Because they look like natural teeth and function like natural teeth, it’s easy to think that they’re just like natural teeth. But they’re not, and, in at least one area, they may need different care from natural teeth.
A new study is showing that using an ultrasonic scaler on a dental implant might actually contribute to the inflammation associated with peri-implantitis, making the condition worse. This could lead to infection of the implant, loosening of the implant, and possibly failure of the implant.
Peri-Implantitis and Scaling
Peri-Implantitis is essentially gum disease around the dental implant. It’s caused by an infection of the gum tissue by oral bacteria. This infection is facilitated by the presence of tartar–hardened pieces of plaque that can shelter bacteria from brushing and the antibacterial effects of saliva.
So it’s common to remove the tartar–also called dental calculus–as part of treatment for gum disease. This is also used in treatment of peri-implantitis for the same reason, but researchers show that this might not be wise, depending on the tools used.

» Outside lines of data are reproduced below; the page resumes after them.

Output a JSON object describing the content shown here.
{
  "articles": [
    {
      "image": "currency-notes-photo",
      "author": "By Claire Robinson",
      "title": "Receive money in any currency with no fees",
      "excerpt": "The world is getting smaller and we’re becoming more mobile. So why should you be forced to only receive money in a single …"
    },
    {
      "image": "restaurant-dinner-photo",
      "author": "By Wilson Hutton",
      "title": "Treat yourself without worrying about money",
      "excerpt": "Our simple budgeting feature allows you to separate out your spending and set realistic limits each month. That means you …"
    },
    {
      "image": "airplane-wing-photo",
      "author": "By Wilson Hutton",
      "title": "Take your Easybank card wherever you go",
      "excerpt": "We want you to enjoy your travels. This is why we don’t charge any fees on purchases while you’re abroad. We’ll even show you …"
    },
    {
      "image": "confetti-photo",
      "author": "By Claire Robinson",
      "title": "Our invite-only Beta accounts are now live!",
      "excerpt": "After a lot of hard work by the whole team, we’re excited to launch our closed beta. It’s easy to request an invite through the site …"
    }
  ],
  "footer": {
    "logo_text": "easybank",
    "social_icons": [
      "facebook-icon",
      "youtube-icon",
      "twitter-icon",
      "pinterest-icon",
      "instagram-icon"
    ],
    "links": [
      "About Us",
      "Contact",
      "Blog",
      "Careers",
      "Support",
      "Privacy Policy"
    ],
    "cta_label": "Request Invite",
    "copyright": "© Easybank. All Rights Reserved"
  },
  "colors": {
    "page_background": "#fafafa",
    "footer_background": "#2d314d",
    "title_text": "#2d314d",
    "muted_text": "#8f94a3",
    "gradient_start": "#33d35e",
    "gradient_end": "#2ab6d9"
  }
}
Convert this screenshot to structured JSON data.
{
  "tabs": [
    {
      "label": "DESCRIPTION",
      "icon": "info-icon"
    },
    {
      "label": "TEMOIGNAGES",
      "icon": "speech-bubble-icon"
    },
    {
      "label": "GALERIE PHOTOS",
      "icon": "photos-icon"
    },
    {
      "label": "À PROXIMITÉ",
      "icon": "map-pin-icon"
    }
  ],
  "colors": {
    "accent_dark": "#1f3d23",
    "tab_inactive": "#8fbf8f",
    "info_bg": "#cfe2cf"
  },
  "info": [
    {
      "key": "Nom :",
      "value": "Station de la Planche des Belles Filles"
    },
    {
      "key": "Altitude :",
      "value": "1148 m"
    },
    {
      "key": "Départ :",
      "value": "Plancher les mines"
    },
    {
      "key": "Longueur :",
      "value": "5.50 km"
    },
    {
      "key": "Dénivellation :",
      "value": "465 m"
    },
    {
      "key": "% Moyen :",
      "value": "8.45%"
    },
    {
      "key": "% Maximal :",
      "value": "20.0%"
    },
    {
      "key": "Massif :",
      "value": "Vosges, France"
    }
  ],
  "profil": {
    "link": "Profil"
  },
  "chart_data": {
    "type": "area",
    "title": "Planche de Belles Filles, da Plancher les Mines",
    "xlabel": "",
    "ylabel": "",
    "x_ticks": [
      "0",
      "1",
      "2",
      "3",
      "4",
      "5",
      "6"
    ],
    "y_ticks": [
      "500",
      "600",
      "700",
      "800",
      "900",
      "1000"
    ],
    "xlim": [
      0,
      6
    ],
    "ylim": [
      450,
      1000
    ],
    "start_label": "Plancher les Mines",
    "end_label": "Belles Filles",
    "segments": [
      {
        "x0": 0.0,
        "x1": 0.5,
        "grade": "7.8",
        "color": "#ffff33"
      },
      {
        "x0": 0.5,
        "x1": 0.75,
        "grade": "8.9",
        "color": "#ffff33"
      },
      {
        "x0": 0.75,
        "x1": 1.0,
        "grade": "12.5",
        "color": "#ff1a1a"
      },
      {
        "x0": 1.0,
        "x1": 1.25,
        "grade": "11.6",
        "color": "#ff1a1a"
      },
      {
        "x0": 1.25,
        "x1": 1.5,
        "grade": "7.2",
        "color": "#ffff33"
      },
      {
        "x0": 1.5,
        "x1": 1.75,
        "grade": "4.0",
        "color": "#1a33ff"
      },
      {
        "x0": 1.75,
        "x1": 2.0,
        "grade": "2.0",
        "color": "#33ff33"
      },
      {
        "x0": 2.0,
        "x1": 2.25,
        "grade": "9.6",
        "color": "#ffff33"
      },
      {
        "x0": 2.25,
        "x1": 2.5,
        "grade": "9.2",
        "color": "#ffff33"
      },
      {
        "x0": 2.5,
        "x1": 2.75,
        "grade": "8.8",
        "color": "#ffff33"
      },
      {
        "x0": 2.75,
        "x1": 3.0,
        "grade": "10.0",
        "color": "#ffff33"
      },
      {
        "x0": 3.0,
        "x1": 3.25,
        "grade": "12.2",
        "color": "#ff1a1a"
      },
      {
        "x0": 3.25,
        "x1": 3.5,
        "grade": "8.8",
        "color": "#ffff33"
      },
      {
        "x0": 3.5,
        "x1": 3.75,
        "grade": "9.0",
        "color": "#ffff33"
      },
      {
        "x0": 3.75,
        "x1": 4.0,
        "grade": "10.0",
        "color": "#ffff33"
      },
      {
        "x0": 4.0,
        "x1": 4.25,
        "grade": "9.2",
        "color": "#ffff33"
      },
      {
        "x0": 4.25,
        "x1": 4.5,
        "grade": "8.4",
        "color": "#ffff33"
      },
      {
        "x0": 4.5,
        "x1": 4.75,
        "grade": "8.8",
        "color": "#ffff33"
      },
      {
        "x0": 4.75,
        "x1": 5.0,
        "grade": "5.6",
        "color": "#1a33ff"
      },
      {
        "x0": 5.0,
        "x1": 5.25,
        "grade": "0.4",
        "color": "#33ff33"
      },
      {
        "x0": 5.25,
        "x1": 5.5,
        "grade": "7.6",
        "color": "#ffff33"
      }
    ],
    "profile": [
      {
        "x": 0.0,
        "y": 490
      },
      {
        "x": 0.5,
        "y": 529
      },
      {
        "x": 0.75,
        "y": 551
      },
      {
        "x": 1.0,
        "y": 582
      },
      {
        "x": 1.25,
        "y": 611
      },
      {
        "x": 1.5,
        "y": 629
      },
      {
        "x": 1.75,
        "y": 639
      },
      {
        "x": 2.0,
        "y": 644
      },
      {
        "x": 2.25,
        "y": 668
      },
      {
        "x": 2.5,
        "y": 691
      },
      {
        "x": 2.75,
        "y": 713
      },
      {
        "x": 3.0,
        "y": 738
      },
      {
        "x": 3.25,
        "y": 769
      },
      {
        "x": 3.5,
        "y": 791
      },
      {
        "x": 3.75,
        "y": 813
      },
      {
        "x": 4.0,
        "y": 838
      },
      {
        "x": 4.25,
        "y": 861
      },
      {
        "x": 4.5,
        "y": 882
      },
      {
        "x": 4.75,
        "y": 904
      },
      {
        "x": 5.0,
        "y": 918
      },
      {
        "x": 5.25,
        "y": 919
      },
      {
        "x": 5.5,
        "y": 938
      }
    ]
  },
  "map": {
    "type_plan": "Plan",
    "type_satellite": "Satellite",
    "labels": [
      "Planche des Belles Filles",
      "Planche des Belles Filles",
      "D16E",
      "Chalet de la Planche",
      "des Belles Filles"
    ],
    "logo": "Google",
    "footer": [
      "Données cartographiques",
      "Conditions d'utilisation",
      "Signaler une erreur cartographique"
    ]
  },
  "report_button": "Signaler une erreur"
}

One of the tools common in dental scaling is an ultrasonic scaler. This metal implement vibrates at ultrasonic frequencies to help break up the tartar. But researchers were concerned that the ultrasonic scaler could damage implants, and that tiny metal fragments could cause inflammation.
To test the theory, researchers used titanium discs to simulate dental implant. These titanium discs were either machined or given surface treatments (acid etching and/or sandblasting) to simulate surface treatments used on implants to help them bond to bone.
They then applied the ultrasonic scaler to the discs. This caused particles to be dislodged. More particles came off the discs that had been sandblasted than the other discs. To determine whether these particles could cause inflammation, they tried two different trials.
First, they mixed the particles with immune cells and observed the result. They found that the titanium particles stimulated an inflammatory response in the cells. This created the release of compounds associated with bone loss.
To see if the particles would induce actual bone loss in an organism, the particles were placed against the skulls of mice. They found that the particles did trigger an inflammatory response that actually led to bone destruction.
A Specialist Can Help Protect Your Implants
Protecting your dental implants starts with choosing the dentist who will place them. An implant specialist can reduce your risk of developing peri-implantitis, according to some studies.
It’s also important to make sure your implants are getting proper care. A dental practice with a specialist focus on dental implants may be better prepared to help you maintain your dental implants.
Make sure you talk to your hygienist about your dental implants to make sure they know about them. And talk about proper care both at home and in the dentist’s chair.